Morrow: I did agonize over the order of the collection and did my best to arrange them so that a kind of symphonic narrative, a series of movements, would be in play as one read through the book. While I didn’t intend for The Uninnocent to be a secret novel, I knew that “Lush” absolutely had to be the last story with its final note of tentative redemption and that “The Hoarder” and “Gardener of Heart” offered readers the best entree into these thematically connected narratives. You’re right about certain images, gestures, themes, even objects echoing here and there in the book. The decision (or intuition, more like it) to do this was as much a musical one as anything else, a patterning that would help gather the individual pieces into a whole.
Although most of the stories were written separately over the past ten years, they definitely share a gothic sensibility, and that undoubtedly lends the collection a coherence as well. At one point I toyed around with the idea of titling the book All the Things that Are Wrong with Me, because every individual story includes a confession of or exploration into our deepest defects, and frailties, the things that are wrong with us. Despite their flaws, though, I have a great fondness for even my most ruined and bleakest of characters. At times I found myself horrified by what they were doing and saying while I was writing, and I wanted to step in and tell them, No, you can’t possibly do this or think that. But each of these souls was on a set spiritual course. I could no more deny them their sins than try to add two and two up to something other than four. In other words, there were inevitabilities that began to surface in the actions and behaviors of the protagonists in these stories, inevitabilities that I myself couldn’t stop or even impede without being unfaithful to my characters.
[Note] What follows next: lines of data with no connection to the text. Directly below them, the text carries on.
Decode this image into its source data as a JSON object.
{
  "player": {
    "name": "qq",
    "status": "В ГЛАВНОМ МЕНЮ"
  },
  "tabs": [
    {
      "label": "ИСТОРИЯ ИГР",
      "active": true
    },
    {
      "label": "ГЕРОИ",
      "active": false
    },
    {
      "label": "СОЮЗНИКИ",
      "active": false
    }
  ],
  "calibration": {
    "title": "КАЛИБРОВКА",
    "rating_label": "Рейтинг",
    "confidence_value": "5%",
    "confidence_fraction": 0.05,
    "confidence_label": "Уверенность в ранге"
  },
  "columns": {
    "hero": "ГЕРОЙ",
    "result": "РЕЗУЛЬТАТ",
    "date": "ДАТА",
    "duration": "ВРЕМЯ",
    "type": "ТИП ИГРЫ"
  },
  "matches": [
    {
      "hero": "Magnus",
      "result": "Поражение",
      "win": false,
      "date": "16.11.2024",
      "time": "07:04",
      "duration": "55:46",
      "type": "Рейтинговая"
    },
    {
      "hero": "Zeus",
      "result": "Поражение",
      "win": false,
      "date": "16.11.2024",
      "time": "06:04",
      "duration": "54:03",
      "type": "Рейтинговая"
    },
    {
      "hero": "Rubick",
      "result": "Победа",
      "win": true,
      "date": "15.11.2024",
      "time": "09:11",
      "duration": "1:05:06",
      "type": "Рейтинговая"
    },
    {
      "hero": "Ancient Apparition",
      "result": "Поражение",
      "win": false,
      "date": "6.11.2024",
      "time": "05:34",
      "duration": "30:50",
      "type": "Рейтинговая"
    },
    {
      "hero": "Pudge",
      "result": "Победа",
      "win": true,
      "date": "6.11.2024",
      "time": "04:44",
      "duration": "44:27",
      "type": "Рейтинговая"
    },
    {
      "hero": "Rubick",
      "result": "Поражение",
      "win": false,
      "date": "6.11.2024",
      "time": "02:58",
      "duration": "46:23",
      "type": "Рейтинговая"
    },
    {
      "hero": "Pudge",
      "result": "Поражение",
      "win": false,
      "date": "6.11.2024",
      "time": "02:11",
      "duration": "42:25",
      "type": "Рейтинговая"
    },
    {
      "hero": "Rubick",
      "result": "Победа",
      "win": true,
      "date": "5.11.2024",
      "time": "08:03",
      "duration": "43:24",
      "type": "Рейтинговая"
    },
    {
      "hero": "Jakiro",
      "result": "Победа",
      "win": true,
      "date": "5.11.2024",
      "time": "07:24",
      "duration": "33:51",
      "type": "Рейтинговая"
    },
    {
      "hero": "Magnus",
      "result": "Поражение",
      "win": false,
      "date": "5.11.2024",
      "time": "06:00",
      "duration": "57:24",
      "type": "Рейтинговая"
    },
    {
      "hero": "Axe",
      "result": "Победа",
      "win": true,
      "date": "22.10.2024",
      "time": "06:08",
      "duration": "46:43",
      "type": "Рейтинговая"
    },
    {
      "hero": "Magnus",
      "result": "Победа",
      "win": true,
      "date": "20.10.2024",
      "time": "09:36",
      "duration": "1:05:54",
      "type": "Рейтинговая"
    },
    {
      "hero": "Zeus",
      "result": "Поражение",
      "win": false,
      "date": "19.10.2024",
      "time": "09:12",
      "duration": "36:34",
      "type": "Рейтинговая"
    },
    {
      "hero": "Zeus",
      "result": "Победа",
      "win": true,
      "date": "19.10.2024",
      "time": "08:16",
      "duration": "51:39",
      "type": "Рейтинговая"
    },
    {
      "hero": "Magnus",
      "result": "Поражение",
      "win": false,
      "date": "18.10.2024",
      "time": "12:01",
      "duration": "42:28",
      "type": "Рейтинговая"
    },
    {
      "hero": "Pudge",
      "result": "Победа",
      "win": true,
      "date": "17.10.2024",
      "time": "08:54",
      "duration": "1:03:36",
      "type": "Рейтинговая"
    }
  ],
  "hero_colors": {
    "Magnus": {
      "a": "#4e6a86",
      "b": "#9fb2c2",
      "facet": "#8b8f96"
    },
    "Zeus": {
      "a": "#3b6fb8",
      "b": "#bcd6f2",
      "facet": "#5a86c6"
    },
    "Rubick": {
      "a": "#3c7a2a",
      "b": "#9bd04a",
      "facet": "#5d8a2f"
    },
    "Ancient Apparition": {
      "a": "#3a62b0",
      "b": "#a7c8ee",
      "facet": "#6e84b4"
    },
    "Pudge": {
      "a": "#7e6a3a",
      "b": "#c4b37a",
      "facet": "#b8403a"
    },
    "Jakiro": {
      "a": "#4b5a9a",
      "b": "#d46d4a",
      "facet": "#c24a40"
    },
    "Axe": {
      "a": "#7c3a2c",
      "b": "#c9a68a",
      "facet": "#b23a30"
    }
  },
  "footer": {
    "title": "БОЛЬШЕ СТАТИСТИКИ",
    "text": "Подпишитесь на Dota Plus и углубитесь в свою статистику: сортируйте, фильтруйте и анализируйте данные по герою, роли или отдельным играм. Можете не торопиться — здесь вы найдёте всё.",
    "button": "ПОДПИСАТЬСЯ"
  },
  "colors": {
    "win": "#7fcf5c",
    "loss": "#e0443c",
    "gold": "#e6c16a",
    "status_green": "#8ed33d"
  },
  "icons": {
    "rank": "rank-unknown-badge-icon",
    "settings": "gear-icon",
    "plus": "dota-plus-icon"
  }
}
I tried to stay true to them at each and every turn, even when that turn took them on a descent into sorry, even tragic places.